All these things are very hard to build from scratch. In my part of London a new “centre” party was formed last year to capitalise on disillusionment with the established parties. Not only did it perform dismally in the local elections that year, but afterwards it collapsed into rival factions. The most successful new party has been Ukip, and yet the more successful it was, the more fractious it became; it has now collapsed into farce.
Add to this picture something else. Political parties are by nature voluntary organisations. For them to work you have to offer members and supporters something. Gone are the days when the simple honour and excitement of working alongside senior politicians was enough. So modern parties offer participation rights: a say in policy and, especially, the selection of candidates. Misleadingly the parties call this participation “democracy”; the form may be democratic but there is nothing democratic about decisions taken by a self-selected group of the more or less like-minded. Political parties were once controlled by their MPs and other senior elected representatives. That is no longer true, though the Conservatives have not gone as far down this route as far as the others – but then they have a membership crisis.
So realignments led by MPs are very hard to do. You either go through the long hard and uncertain process of setting up a new party, or you join another one. But those tribal loyalties make the latter difficult too.
And that is why it is very hard for MPs to take control of Brexit. Mrs May and Mr Corbyn are about as unstatesmanlike as you can get, but they both place a very high priority on keeping their respective parties together. That is why neither will make a decisive move towards either a referendum or a soft Brexit, the two most viable ways of avoiding a no-deal, though Mrs May got as close to the latter as she thought she could.
Mrs May feels she has to stick to a series of “red lines” that her party has unified around. These preclude any viable resolution to the crisis. Mr Corbyn fears (not without reason) that any decisive move in any direction would weaken his party, so he simply wants to get through the process and blame the mess on the Tories. To make matters worse, this focus on party rather than the interests of the country is not just a British thing. It affects how Irish leaders are dealing, or not, with the risk of a no-deal.
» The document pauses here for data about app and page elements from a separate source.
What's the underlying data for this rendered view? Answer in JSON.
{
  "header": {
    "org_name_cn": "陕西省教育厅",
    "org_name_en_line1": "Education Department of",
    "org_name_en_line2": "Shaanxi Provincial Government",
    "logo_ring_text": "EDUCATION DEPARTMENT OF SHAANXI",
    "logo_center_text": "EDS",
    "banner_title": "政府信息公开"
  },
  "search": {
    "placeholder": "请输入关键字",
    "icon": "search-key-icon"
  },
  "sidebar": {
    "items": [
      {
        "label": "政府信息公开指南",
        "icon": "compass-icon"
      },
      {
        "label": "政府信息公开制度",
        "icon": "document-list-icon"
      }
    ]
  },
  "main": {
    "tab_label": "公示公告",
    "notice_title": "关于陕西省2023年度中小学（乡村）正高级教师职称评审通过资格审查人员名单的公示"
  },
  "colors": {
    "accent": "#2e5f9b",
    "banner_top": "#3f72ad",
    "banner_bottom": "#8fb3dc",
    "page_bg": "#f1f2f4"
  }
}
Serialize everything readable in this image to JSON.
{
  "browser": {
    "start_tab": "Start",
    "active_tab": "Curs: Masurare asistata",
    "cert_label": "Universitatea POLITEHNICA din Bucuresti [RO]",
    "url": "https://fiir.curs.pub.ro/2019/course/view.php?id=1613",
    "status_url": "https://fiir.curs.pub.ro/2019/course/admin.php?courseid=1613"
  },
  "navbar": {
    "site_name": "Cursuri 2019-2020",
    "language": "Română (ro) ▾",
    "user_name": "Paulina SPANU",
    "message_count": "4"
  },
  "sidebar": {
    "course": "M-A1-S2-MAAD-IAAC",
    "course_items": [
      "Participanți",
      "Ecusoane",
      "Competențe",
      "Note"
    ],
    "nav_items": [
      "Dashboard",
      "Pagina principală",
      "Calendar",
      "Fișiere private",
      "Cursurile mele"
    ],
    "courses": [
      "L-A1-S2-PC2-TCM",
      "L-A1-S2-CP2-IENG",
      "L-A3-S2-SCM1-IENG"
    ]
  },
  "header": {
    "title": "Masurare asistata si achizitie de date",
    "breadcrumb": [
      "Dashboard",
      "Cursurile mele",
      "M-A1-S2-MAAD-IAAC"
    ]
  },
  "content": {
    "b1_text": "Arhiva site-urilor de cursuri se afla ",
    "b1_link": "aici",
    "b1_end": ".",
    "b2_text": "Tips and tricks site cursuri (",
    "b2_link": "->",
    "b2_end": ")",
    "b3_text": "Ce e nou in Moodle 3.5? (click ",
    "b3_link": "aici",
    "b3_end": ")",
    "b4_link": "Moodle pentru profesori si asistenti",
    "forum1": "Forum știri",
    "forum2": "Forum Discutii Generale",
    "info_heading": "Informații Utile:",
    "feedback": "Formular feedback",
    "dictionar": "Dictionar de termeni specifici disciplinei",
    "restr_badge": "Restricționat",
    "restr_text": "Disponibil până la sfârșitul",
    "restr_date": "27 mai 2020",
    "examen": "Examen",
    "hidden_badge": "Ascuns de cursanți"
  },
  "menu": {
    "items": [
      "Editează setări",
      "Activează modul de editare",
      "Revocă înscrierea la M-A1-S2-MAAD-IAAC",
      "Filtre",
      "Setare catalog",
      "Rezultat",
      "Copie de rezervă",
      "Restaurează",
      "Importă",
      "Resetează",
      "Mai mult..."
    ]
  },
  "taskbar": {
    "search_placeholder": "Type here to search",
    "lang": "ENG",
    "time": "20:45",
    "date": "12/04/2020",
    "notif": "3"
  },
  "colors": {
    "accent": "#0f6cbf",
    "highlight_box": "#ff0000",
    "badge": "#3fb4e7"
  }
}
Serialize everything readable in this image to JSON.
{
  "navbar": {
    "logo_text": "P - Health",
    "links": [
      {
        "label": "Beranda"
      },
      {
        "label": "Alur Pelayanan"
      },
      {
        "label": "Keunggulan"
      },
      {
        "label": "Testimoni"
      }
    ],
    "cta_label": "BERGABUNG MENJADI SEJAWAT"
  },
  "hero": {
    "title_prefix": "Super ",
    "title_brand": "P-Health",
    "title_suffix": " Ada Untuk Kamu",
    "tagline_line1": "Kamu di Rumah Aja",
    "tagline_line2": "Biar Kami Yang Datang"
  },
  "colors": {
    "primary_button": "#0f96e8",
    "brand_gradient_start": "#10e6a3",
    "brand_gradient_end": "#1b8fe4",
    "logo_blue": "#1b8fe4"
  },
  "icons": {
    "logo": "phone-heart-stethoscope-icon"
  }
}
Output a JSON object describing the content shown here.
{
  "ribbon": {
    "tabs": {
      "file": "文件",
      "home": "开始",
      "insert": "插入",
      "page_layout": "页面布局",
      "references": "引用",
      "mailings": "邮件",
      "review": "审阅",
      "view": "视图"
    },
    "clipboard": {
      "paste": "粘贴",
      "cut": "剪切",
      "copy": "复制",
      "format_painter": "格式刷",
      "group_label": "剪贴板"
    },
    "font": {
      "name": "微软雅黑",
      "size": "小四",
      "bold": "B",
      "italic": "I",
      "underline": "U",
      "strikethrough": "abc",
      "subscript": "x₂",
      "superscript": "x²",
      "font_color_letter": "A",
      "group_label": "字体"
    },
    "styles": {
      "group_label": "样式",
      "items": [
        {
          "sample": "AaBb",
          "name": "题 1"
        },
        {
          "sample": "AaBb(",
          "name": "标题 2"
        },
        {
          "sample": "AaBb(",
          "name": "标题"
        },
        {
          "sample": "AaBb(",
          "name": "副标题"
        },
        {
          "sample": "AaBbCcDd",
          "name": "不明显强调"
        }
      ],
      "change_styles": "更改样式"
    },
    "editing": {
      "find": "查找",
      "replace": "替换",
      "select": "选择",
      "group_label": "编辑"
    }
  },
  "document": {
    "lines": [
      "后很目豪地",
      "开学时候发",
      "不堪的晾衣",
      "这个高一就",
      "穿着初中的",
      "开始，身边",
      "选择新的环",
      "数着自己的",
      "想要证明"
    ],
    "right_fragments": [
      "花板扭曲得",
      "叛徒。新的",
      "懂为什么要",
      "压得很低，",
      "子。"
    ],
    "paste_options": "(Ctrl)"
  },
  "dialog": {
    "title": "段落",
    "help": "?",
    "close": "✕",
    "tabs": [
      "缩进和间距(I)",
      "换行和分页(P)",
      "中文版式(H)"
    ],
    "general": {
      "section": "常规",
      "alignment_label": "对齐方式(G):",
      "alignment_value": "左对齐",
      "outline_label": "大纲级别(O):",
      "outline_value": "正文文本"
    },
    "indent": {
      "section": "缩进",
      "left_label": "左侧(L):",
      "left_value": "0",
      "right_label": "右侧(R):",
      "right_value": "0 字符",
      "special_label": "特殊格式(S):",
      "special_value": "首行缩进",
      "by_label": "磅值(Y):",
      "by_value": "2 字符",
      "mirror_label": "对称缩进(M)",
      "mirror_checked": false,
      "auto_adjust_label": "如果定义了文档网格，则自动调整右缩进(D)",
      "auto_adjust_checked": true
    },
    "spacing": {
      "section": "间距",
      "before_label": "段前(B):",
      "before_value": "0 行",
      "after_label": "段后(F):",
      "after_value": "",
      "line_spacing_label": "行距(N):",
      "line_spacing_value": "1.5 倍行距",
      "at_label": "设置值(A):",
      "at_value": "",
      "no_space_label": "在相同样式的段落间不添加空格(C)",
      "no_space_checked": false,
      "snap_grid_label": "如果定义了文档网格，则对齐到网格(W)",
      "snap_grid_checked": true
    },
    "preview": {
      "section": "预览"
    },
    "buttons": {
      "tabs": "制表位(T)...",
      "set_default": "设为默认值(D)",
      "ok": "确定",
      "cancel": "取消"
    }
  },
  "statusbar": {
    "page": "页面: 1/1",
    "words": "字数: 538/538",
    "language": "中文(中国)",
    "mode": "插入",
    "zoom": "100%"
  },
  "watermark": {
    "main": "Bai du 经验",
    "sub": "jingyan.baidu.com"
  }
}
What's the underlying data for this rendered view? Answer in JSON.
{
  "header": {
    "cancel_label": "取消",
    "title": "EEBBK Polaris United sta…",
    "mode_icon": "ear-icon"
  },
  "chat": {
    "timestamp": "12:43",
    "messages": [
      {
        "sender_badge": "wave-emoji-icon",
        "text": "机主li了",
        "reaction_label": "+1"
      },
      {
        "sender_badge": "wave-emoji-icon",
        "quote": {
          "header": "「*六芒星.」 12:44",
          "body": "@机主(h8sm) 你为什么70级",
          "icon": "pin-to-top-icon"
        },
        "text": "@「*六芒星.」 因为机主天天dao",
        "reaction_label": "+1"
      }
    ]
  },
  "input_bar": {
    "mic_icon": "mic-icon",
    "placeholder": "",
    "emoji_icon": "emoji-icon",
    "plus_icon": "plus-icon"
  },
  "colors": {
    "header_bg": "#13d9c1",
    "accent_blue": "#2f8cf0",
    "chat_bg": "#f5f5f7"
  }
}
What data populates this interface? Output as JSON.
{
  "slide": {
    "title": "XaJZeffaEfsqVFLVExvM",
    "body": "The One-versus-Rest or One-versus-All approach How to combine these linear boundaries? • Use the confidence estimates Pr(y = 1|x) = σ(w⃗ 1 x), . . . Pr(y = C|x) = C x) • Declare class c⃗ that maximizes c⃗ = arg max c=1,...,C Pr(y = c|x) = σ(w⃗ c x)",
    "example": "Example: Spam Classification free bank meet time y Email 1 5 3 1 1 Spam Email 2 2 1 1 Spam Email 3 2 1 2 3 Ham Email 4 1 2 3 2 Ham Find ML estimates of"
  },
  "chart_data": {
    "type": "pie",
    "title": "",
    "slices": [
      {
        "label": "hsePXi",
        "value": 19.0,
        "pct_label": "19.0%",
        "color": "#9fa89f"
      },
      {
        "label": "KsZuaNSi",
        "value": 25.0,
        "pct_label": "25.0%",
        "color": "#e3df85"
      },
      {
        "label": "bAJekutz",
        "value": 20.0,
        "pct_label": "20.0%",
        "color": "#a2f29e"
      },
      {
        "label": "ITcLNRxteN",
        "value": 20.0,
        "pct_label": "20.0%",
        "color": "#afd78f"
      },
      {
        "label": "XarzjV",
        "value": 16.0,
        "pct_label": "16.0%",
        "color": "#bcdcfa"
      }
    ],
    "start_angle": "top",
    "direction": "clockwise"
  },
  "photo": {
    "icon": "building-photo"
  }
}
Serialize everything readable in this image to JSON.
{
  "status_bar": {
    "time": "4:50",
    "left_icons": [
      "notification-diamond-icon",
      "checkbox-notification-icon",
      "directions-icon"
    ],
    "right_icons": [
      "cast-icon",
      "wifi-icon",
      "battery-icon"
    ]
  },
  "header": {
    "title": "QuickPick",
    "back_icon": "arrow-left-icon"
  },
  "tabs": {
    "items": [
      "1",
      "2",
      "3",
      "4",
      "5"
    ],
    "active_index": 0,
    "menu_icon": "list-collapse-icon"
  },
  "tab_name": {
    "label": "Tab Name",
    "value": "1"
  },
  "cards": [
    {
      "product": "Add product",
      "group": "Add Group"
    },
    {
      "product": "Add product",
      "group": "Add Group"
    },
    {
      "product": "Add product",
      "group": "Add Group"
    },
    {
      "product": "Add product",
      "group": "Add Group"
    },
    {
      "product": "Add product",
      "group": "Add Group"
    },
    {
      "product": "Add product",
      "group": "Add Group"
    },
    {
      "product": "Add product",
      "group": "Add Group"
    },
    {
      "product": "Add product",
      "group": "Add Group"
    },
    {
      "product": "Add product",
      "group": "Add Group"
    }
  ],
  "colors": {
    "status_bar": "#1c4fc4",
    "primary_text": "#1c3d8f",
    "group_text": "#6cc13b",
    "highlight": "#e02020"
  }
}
Other European leaders are also showing inflexibility.
Party leaders take the view that what is good for their party is good for their country. For them a catastrophe is not the worst outcome – provided somebody else can be blamed, and that their own party isn’t split asunder. That is no basis for working though a crisis that splits the big parties so badly. Don’t expect our MPs to get us out of this mess.